  • if completely stuck, coming to the front and pulling the sled out of a snowbank, up a hill, or through a patch of deep snow

You may be sinking up to your thighs in deep snow at the same time as you try to help your team, which quickly saps your energy!

Pull your weight!

The dogs will soon notice, and will soon let you know, if they don’t think you are doing your bit to help! They may stop completely if they feel it’s too hard until you help them. They’ll turn a head over their shoulders to give you a “Hey lazy bones, stop slacking and give us a hand here” look!

Dog sledding is a cooperative effort between you and your dog team. The more you help your team and work with them, the more your relationship with the dogs will grow and the more rewarding your dogsled adventure will be.

Even on flat terrain, it will often be necessary to help your team through a section of deep snow.
Even on flat terrain, it will often be necessary to help your team through a section of deep snow. Photo: Nature Travels.

Cornering:

Going round corners, especially on narrow trails through forest terrain where you’re steering round a tree, can be tricky.

It’s important of course not to take a corner too fast and lose control.

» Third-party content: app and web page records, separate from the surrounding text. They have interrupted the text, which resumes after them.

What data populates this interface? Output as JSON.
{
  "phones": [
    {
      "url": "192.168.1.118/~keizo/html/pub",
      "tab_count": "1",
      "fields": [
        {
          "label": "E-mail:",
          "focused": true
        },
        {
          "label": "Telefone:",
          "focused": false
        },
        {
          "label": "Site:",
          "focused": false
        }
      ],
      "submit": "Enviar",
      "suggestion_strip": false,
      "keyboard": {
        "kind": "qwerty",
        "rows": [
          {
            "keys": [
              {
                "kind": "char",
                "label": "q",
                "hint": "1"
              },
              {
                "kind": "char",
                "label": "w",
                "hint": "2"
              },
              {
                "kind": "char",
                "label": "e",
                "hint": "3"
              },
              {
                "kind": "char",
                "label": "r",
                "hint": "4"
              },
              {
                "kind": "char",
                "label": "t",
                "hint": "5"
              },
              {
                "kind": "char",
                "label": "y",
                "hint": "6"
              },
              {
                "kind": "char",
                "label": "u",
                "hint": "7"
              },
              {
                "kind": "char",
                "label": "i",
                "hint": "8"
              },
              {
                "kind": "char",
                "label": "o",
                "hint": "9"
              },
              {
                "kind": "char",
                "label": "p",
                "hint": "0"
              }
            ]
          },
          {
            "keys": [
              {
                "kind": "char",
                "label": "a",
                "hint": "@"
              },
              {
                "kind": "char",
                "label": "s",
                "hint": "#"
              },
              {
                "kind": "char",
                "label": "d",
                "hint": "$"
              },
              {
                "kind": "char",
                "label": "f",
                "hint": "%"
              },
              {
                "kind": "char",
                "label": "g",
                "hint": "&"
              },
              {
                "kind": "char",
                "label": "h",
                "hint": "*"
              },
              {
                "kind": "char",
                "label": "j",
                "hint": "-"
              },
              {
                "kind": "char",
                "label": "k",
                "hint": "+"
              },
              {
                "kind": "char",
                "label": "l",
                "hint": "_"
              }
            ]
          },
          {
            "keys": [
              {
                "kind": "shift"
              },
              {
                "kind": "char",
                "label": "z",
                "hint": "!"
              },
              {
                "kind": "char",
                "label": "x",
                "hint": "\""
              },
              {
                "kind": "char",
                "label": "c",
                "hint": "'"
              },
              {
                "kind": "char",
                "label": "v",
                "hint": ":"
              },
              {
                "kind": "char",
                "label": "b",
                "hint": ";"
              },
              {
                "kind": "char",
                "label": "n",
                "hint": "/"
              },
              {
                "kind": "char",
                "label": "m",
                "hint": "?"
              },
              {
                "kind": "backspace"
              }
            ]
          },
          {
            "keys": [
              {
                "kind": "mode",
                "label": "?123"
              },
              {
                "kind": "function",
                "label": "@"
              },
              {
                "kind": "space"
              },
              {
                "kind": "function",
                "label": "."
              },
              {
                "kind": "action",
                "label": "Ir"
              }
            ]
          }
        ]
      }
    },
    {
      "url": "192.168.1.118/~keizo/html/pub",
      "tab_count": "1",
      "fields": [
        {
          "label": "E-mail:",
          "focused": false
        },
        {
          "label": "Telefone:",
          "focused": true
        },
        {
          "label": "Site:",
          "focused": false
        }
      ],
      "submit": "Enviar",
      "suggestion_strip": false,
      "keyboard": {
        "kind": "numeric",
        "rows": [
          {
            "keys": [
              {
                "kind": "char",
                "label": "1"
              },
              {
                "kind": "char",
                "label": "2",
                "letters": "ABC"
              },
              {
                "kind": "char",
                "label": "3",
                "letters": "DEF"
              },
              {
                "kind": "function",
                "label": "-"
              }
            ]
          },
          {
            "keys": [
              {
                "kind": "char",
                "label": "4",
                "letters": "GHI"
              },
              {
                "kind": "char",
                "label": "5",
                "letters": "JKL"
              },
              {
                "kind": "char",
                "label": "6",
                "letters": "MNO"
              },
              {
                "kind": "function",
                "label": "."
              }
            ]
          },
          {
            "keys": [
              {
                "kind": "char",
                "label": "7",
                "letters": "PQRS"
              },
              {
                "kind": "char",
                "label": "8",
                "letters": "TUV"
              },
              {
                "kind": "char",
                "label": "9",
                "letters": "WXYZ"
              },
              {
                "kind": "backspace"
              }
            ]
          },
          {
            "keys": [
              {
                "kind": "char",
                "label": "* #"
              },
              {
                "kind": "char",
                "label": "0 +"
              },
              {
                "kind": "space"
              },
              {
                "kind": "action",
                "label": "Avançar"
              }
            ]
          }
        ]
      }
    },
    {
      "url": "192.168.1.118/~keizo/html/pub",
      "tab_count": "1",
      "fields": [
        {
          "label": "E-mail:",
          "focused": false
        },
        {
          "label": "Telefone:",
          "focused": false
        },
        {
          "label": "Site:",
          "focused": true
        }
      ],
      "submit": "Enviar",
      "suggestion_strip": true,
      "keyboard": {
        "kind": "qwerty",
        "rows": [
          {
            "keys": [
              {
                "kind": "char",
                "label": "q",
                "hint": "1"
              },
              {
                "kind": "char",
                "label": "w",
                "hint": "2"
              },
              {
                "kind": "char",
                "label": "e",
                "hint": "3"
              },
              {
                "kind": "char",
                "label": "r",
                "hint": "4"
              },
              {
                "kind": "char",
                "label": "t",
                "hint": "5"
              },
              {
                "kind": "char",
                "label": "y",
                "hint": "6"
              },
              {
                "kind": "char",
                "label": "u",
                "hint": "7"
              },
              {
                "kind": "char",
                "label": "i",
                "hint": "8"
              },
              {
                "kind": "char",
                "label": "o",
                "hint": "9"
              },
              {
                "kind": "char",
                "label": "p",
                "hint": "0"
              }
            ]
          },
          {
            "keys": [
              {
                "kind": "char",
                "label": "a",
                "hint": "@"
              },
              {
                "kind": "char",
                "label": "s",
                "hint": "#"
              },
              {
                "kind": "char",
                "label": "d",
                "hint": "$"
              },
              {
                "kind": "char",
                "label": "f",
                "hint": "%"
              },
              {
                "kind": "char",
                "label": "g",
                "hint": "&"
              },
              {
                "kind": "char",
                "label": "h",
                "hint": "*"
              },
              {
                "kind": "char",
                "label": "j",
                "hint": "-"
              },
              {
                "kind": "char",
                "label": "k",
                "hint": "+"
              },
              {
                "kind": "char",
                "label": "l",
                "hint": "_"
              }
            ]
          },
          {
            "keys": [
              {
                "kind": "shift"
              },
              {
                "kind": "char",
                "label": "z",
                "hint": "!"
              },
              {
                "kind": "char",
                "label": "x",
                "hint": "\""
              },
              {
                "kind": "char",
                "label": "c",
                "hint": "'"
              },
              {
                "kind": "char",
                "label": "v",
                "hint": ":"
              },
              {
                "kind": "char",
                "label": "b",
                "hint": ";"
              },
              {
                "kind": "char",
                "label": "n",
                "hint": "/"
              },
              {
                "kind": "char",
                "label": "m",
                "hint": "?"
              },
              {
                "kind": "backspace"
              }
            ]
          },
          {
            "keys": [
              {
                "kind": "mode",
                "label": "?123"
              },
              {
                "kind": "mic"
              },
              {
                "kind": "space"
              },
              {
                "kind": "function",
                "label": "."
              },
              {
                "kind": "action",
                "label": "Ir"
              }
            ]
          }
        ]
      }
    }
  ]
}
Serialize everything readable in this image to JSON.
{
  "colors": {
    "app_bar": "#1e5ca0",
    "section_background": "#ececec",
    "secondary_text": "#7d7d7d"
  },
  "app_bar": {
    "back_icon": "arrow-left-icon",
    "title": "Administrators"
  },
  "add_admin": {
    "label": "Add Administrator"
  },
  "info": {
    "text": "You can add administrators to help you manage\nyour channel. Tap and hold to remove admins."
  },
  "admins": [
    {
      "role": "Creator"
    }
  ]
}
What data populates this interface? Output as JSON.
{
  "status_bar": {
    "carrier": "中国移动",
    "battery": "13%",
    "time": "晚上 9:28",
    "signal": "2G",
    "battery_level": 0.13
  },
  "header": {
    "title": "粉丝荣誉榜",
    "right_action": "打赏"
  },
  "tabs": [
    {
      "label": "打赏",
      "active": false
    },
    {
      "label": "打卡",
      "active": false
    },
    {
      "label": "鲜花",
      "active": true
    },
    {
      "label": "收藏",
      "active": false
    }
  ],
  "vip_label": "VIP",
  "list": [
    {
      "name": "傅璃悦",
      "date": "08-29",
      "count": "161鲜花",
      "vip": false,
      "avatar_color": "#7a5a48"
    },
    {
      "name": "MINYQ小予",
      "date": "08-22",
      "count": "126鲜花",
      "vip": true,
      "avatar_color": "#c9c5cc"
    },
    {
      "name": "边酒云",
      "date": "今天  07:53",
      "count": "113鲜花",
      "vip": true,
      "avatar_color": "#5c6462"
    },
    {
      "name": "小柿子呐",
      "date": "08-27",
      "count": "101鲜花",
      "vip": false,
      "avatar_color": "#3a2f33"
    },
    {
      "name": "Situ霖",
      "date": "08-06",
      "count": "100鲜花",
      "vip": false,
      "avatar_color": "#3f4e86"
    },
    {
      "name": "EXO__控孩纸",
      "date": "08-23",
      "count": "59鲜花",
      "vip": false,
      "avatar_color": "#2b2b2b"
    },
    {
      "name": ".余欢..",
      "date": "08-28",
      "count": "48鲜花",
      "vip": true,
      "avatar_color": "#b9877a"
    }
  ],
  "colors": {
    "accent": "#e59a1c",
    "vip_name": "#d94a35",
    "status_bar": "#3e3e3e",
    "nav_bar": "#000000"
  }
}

But don’t brake too much going into a corner! The dogs will keep running straight but the sled will naturally move in towards the inside of the corner.

You risk hitting a tree with the front of the sled. The sudden jarring could injure yourself or your dog team and/or damage the sled. Even if you don’t hit the tree, you may scrape along the side of it and catch your hand or face on a branch.

Approach the corner at a moderate speed so that you don’t need to brake going into it and can allow the sled to follow the curve of the corner naturally.

Using your weight:

When traversing a hill, sledding on a track with a camber, or just for general fine tuning, you will often want to adjust your weight from side to side. At times it may be helpful to step across to one side of the sled. You then have both feet on the same runner (the runner on the uphill side) to help keep the sled moving straight ahead. Watch your balance!

Taking pictures:

Dog sledding is of course a very photogenic activity, and most people will see taking photos during their tour as a great part of the enjoyment of their trip.

Making the folks back home jealous...
Making the folks back home jealous… Photo: Bob Evans.

However, it’s important to think carefully when using your camera on a tour. It’s of course no problem to take pictures when you’re off the sled, but be very careful if taking photos when on the sled. Of course, any important tasks such as taking care of the sleds or your dogs must take priority and be done first.

Your guide may request that guests do not take photos at all when moving on the sleds. If photo taking is permitted, cameras should be used with caution:

  • Keep hold of the sled with at least one hand at all times when moving.
  • Don’t allow yourself to be distracted by your desire to get the perfect photo. Keep an eye on what is happening with your sled or dog team or with the sleds in front of/behind you.
  • Only use your camera when moving slowly on flat terrain with no obstacles ahead.
  • It can be very easy to drop items such as gloves (or even the camera itself) when trying to take photos. If you drop something, it’s very likely that it will be lost permanently. This is almost certain if there is no sled behind you to pick it up as they pass. In many cases, it will not be possible to leave your sled to go back and retrieve something you drop. You will have to continue the tour without it. If this is a costly item of included clothing such as a winter glove, you may incur a cost to replace it.
  • In very cold conditions, removing your gloves regularly to use your camera or phone can have serious consequences. See our blog article on avoiding frostbite.
Huskies love a photobomb!
Huskies love a photobomb! Photo: Michael Suter.

Now you’re ready!

We hope that you’re now feeling a little better prepared for your dogsled adventure!

We offer a wide range of tours of varying duration and level of challenge. Choose a family-friendly trip or challenging wilderness expedition! Browse our full range of dogsled tours in Sweden, Finland and Norway and don’t hesitate to ask us if you have any questions!